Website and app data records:
☆ ☆ ☆ ☆
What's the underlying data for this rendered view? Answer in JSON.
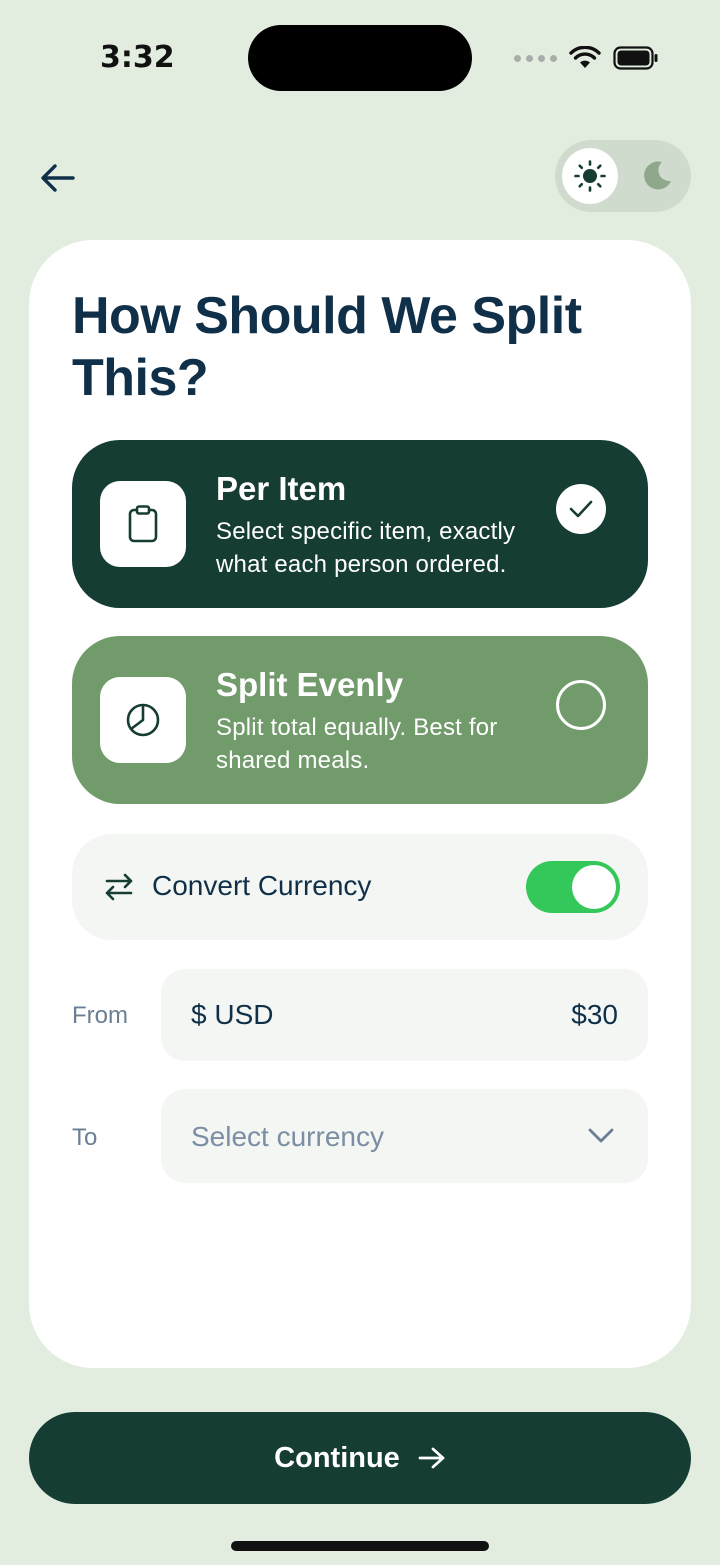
{
  "status_bar": {
    "time": "3:32"
  },
  "header": {
    "back_icon": "arrow-left-icon",
    "theme_toggle": {
      "active": "light",
      "light_icon": "sun-icon",
      "dark_icon": "moon-icon"
    }
  },
  "page": {
    "title": "How Should We Split This?"
  },
  "options": [
    {
      "title": "Per Item",
      "description": "Select specific item, exactly what each person ordered.",
      "icon": "clipboard-icon",
      "selected": true
    },
    {
      "title": "Split Evenly",
      "description": "Split total equally. Best for shared meals.",
      "icon": "pie-chart-icon",
      "selected": false
    }
  ],
  "convert": {
    "label": "Convert Currency",
    "icon": "swap-arrows-icon",
    "enabled": true
  },
  "from": {
    "label": "From",
    "currency": "$ USD",
    "amount": "$30"
  },
  "to": {
    "label": "To",
    "placeholder": "Select currency",
    "icon": "chevron-down-icon"
  },
  "continue_button": {
    "label": "Continue",
    "icon": "arrow-right-icon"
  },
  "colors": {
    "background": "#e2ede0",
    "primary_dark": "#163d33",
    "option_secondary": "#719b6b",
    "title_text": "#10304a",
    "toggle_on": "#34c759"
  }
}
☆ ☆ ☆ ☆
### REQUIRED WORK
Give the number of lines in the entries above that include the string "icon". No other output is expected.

### REPLY TO THE TASK
8